POSSIBLE SPOILER TALK
I always like to start out with the cons and then finish positively. Though many of the cons in this comic are a result of its pros.
For example, by far my biggest complaint is that I wanted more. The world seemed rich and interesting enough I felt like we never got a good look at anything. I always wanted the story to pause a moment, and let us examine this aspect or that character for another panel. This is a bit of debate in comic writing right now. “Decompression” is the term used to refer to a comic with a lot of “beat” panels – or what you might call padding. Brian Michael Bendis is a comic writer who’s work provides a plethora of examples of positive and negative decompression. Whether decompression is a good or bad thing for comics is quite the debate in some circles and I think it’s quite debatable over this comic as well. The author has the comic quite compressed and things move along quickly – to the point you wonder if an extra page or two squeezed into the issue to allow more breathing room would help with the pacing.
And there’s many points in the story where I could argue on both sides. For example, this issue has a character that I’m going to call “Father Nick Fury” for he’s a priest very evocative of Samuel L. Jackson’s Nick Fury. On the one hand, you wonder if it would be better for the story’s pacing if Father Fury was introduced at the end of it to set up the next issue. On the other hand, I can understand bringing him in as soon as possible to hook the reader. If he’s not in it, would the story even have a chance at a second issue?
Thus most of the flaws are understandable ones, often a result of limited space and so much being packed into this issue. For example, usually in these “Monster of the Week” stories, I like for them to give the “victim(s) of the week” a bit of character, to encourage me to like them and want them to be saved by the heroes. Here, the victim(s) are so lightly sketched they could almost be inanimate macguffins.
Likewise the villains are fantastic in their evilness and near-lovecraftian natures, but again slightly undercut by a brisk pace that doesn’t allow them to really unnerve you before they are beaten or leave the scene.
As far as a count of art flaws, there were only 3 panels in the entire issue where I could not understand what happened in them (though most I could eventually work out through context).
So what are all the pros?
The art is generally nice to look at and tells the story well.
If you’ve watched/read the “modern fantasy” type of story – like Buffy/Angel, or Supernatural, or Grimm, or Dresden Files – Soulfinder ends up feeling very familiar, yet fresh as you realize we really haven’t had any of these stories with a priest in the lead. You also realize that those other stories sometimes strained disbelief that nobody was aware of what was going on. Soulfinder… has the bad guys playing into the cover up in a very clever way that adds to the novelty of it all.
The heroes are flawed, but realized characters that I enjoyed following and want to see more of. Most importantly, they are likable and their conflicts feel organic and earned rather than pointless bickering to pad out the drama scale.
Plus if you’re a christian, it’s nice to have a story where religion and believers are portrayed with a depth and complexity accurate to the real world rather than a simplistic caricature – either positive or negative.

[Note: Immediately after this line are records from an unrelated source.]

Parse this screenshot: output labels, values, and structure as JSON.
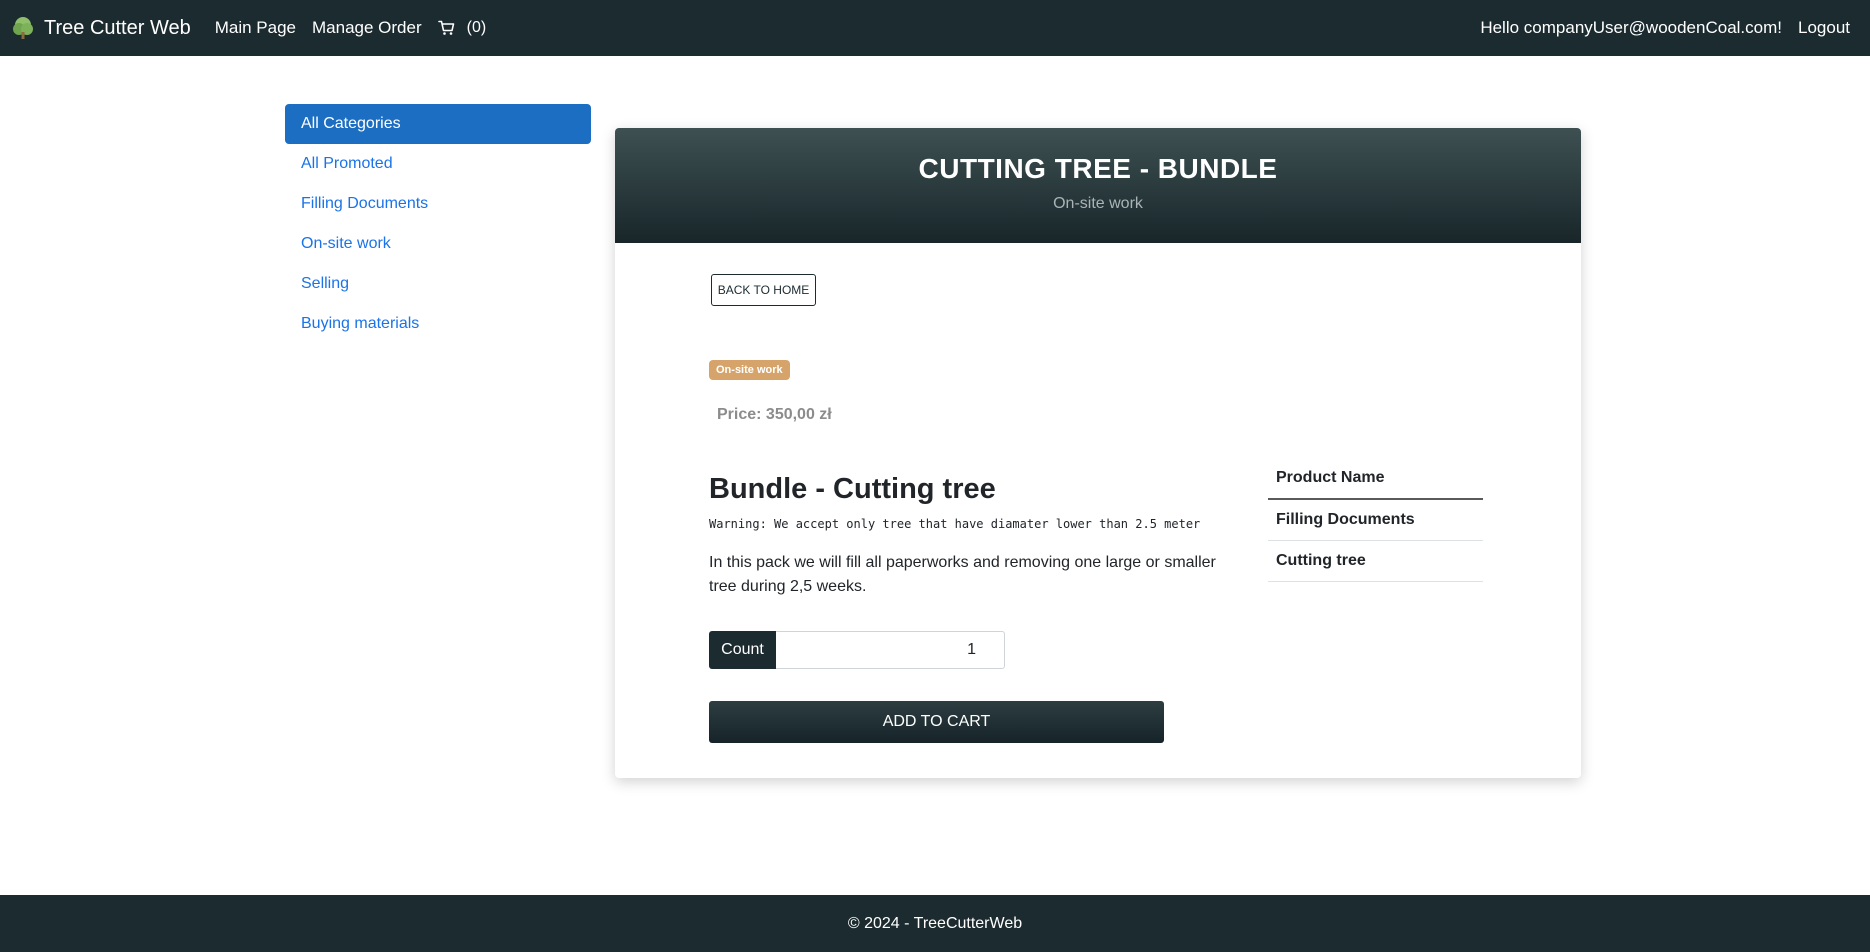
{
  "navbar": {
    "brand": "Tree Cutter Web",
    "brand_icon": "tree-icon",
    "links": [
      "Main Page",
      "Manage Order"
    ],
    "cart_icon": "cart-icon",
    "cart_count": "(0)",
    "greeting": "Hello companyUser@woodenCoal.com!",
    "logout": "Logout"
  },
  "sidebar": {
    "items": [
      {
        "label": "All Categories",
        "active": true
      },
      {
        "label": "All Promoted"
      },
      {
        "label": "Filling Documents"
      },
      {
        "label": "On-site work"
      },
      {
        "label": "Selling"
      },
      {
        "label": "Buying materials"
      }
    ]
  },
  "product": {
    "header_title": "CUTTING TREE - BUNDLE",
    "header_subtitle": "On-site work",
    "back_button": "BACK TO HOME",
    "badge": "On-site work",
    "price": "Price: 350,00 zł",
    "name": "Bundle - Cutting tree",
    "warning": "Warning: We accept only tree that have diamater lower than 2.5 meter",
    "description": "In this pack we will fill all paperworks and removing one large or smaller tree during 2,5 weeks.",
    "count_label": "Count",
    "count_value": "1",
    "add_to_cart": "ADD TO CART",
    "table": {
      "header": "Product Name",
      "rows": [
        "Filling Documents",
        "Cutting tree"
      ]
    }
  },
  "footer": {
    "text": "© 2024 - TreeCutterWeb"
  },
  "colors": {
    "navbar_bg": "#1c2b30",
    "accent_blue": "#1b6ec2",
    "link_blue": "#1a73e8",
    "badge": "#d6a46a"
  }
}
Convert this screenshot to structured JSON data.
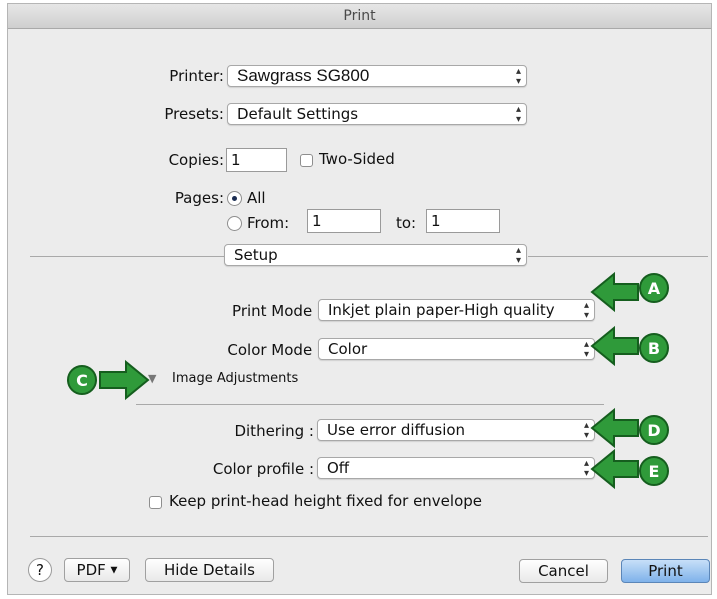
{
  "window": {
    "title": "Print"
  },
  "printer": {
    "label": "Printer:",
    "value": "Sawgrass SG800"
  },
  "presets": {
    "label": "Presets:",
    "value": "Default Settings"
  },
  "copies": {
    "label": "Copies:",
    "value": "1",
    "two_sided_label": "Two-Sided",
    "two_sided_checked": false
  },
  "pages": {
    "label": "Pages:",
    "all_label": "All",
    "from_label": "From:",
    "from_value": "1",
    "to_label": "to:",
    "to_value": "1",
    "selected": "All"
  },
  "section": {
    "value": "Setup"
  },
  "print_mode": {
    "label": "Print Mode :",
    "value": "Inkjet plain paper-High quality"
  },
  "color_mode": {
    "label": "Color Mode :",
    "value": "Color"
  },
  "image_adjustments": {
    "label": "Image Adjustments",
    "expanded": false
  },
  "dithering": {
    "label": "Dithering :",
    "value": "Use error diffusion"
  },
  "color_profile": {
    "label": "Color profile :",
    "value": "Off"
  },
  "envelope": {
    "label": "Keep print-head height fixed for envelope",
    "checked": false
  },
  "footer": {
    "help": "?",
    "pdf": "PDF",
    "hide_details": "Hide Details",
    "cancel": "Cancel",
    "print": "Print"
  },
  "callouts": {
    "a": "A",
    "b": "B",
    "c": "C",
    "d": "D",
    "e": "E"
  },
  "colors": {
    "callout_green": "#2f9a3a",
    "window_bg": "#ececec",
    "primary_button": "#7fb2ea"
  },
  "icons": {
    "popup_arrows": "updown-arrows-icon",
    "disclosure": "disclosure-triangle-icon"
  }
}
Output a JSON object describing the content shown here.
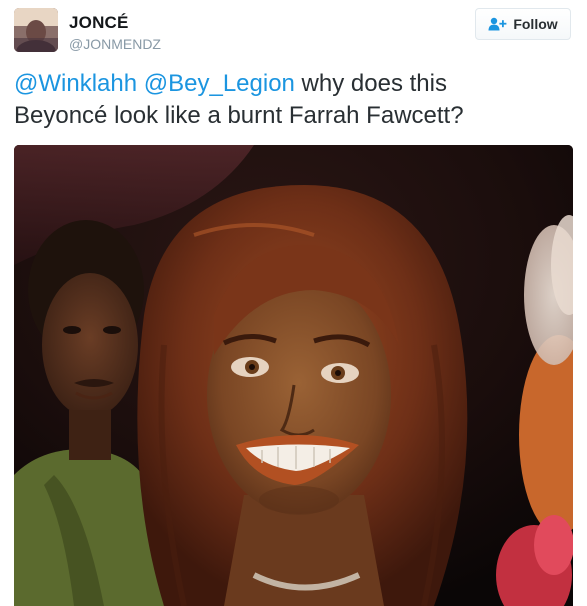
{
  "tweet": {
    "author": {
      "display_name": "JONCÉ",
      "screen_name": "@JONMENDZ",
      "avatar_icon": "profile-photo-avatar"
    },
    "follow_button": {
      "label": "Follow",
      "icon": "add-user-icon"
    },
    "text": {
      "mention_1": "@Winklahh",
      "mention_2": "@Bey_Legion",
      "body_line_1": " why does this",
      "body_line_2": "Beyoncé look like a burnt Farrah Fawcett?"
    },
    "media": {
      "description_icon": "wax-figure-photo"
    }
  },
  "colors": {
    "link": "#1b95e0",
    "text": "#292f33",
    "muted": "#8899a6",
    "button_border": "#e1e8ed"
  }
}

You do not feel like you’re being talked down.
So in summary, the most important question of any comic:
Do I want another issue?
And I’d have to say… yes.
I’d like to explore this world more and see where it goes. Especially if the writer keeps honing and improving his craft.